Ysaye Barnwell joined Sweet Honey In The Rock in 1979 and along with Bernice Johnson Reagon became one of the group’s main spokeswomen. Barnwell holds Bachelor and Master of Science degrees in Speech Pathology, is a Doctor of Philosophy and Public Health and has been a professor at Howard University. She has worked on various projects as a composer and musical consultant including contributions to Sesame Street, the Dance Company of Pittsburgh and the Women’s Philharmonic of San Francisco.
Her workshop Singing In The African-American Tradition has been conducted all around the world and she is also an actress and an author.
Good News (Flying Fish, 1981)
We All…Everyone Of Us (Flying Fish, 1983)
The Other Side (Flying Fish, 1985)
Breaths (Flying Fish, 1988)
Feel Something Drawing Me On (Flying Fish, 1985)
Live At Carnegie Hall (Flying Fish, 1988)
All For Freedom (Music For Little People, 1989)
In This Land (Earthbeat! 1992)
Still On The Journey (Earthbeat! 1993)
I Got Shoes (Music For Little People, 1994)
Sacred Ground (Earthbeat! 1996)
Selections (Flying Fish/Rounder 1997)
Twenty Five enhanced CD (Rykodisc, 1998)
Freedom Song soundtrack (Sony Classical, 2000)
Still the Same Me (Rounder Kids, 2000)
Alive in Australia (2003)
The Women Gather (Earthbeat, 2003)

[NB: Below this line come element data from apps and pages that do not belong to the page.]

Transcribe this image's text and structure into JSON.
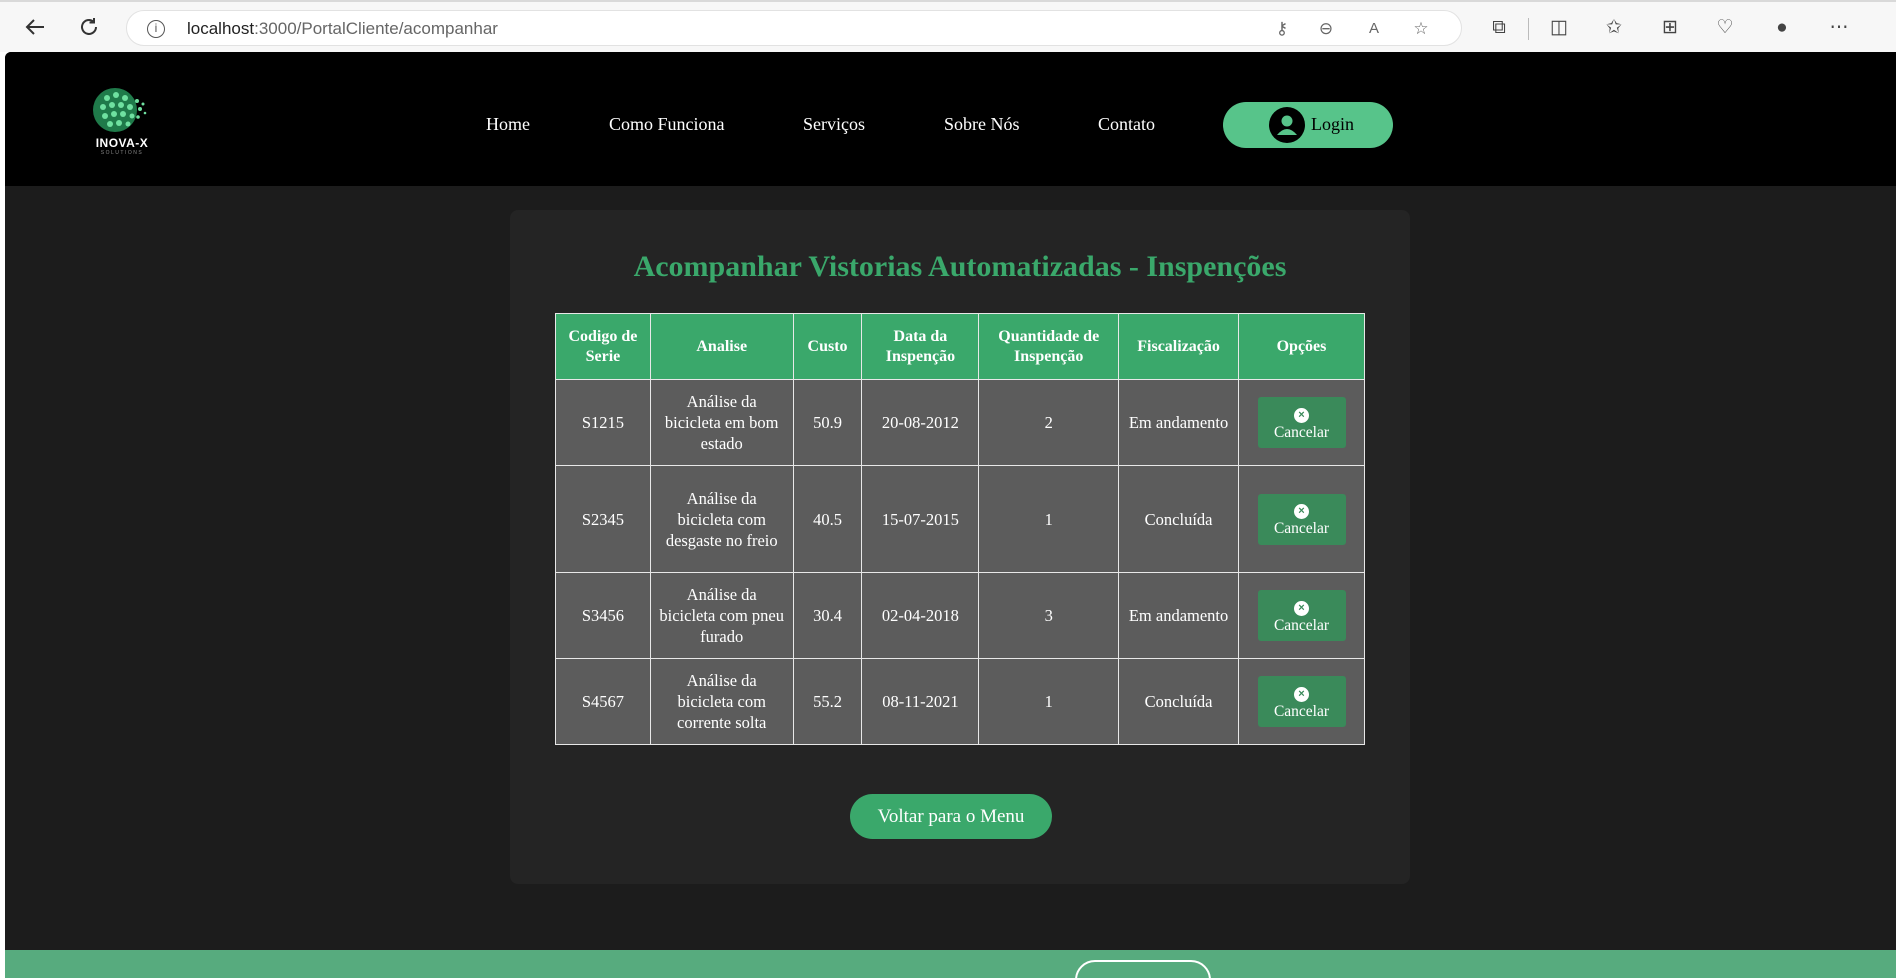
{
  "browser": {
    "url_host": "localhost",
    "url_rest": ":3000/PortalCliente/acompanhar"
  },
  "icons": {
    "back": "arrow-left-icon",
    "reload": "reload-icon",
    "info": "info-icon",
    "key": "key-icon",
    "zoom": "zoom-out-icon",
    "read_aloud": "read-aloud-icon",
    "favorite": "star-icon",
    "extensions": "puzzle-icon",
    "split": "split-screen-icon",
    "favorites": "favorites-icon",
    "collections": "collections-icon",
    "health": "browser-essentials-icon",
    "profile": "profile-icon",
    "more": "more-icon"
  },
  "site": {
    "logo_text": "INOVA-X",
    "logo_sub": "SOLUTIONS",
    "nav": [
      "Home",
      "Como Funciona",
      "Serviços",
      "Sobre Nós",
      "Contato"
    ],
    "login_label": "Login"
  },
  "main": {
    "title": "Acompanhar Vistorias Automatizadas - Inspenções",
    "columns": [
      "Codigo de Serie",
      "Analise",
      "Custo",
      "Data da Inspenção",
      "Quantidade de Inspenção",
      "Fiscalização",
      "Opções"
    ],
    "rows": [
      {
        "code": "S1215",
        "analysis": "Análise da bicicleta em bom estado",
        "cost": "50.9",
        "date": "20-08-2012",
        "qty": "2",
        "status": "Em andamento",
        "action": "Cancelar"
      },
      {
        "code": "S2345",
        "analysis": "Análise da bicicleta com desgaste no freio",
        "cost": "40.5",
        "date": "15-07-2015",
        "qty": "1",
        "status": "Concluída",
        "action": "Cancelar"
      },
      {
        "code": "S3456",
        "analysis": "Análise da bicicleta com pneu furado",
        "cost": "30.4",
        "date": "02-04-2018",
        "qty": "3",
        "status": "Em andamento",
        "action": "Cancelar"
      },
      {
        "code": "S4567",
        "analysis": "Análise da bicicleta com corrente solta",
        "cost": "55.2",
        "date": "08-11-2021",
        "qty": "1",
        "status": "Concluída",
        "action": "Cancelar"
      }
    ],
    "back_button": "Voltar para o Menu"
  },
  "colors": {
    "accent": "#3aa86b",
    "login": "#57c48a",
    "cell_bg": "#5c5c5c",
    "page_bg": "#1c1c1c",
    "header_bg": "#000000"
  }
}
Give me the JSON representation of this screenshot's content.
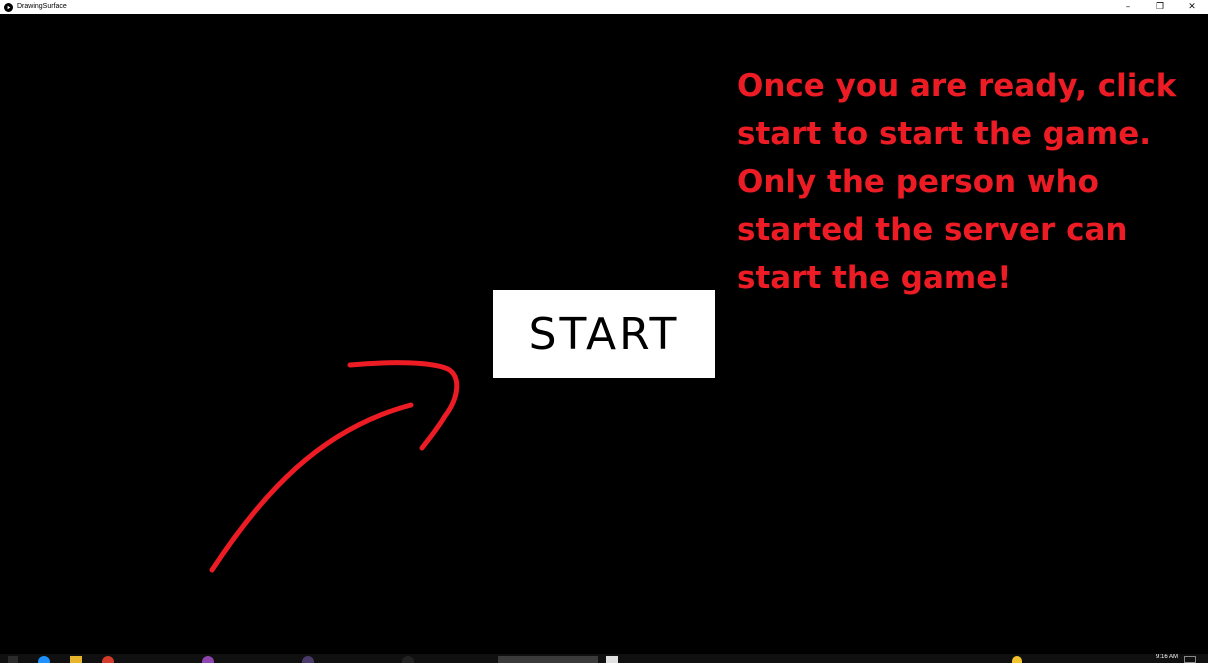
{
  "window": {
    "title": "DrawingSurface",
    "app_icon": "play-circle-icon",
    "controls": {
      "minimize": "–",
      "restore": "❐",
      "close": "✕"
    }
  },
  "main": {
    "start_button_label": "START",
    "instructions_lines": [
      "Once you are ready, click",
      "start to start the game.",
      "Only the person who",
      "started the server can",
      "start the game!"
    ],
    "annotation": "hand-drawn-arrow-icon"
  },
  "colors": {
    "background": "#000000",
    "accent_red": "#ed1c24",
    "button_bg": "#ffffff"
  },
  "taskbar": {
    "clock": "9:16 AM"
  }
}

Endings and Beginnings (2004)
Raise Your Voice (Earthbeat, 2005)
Are We A Nation? (2010)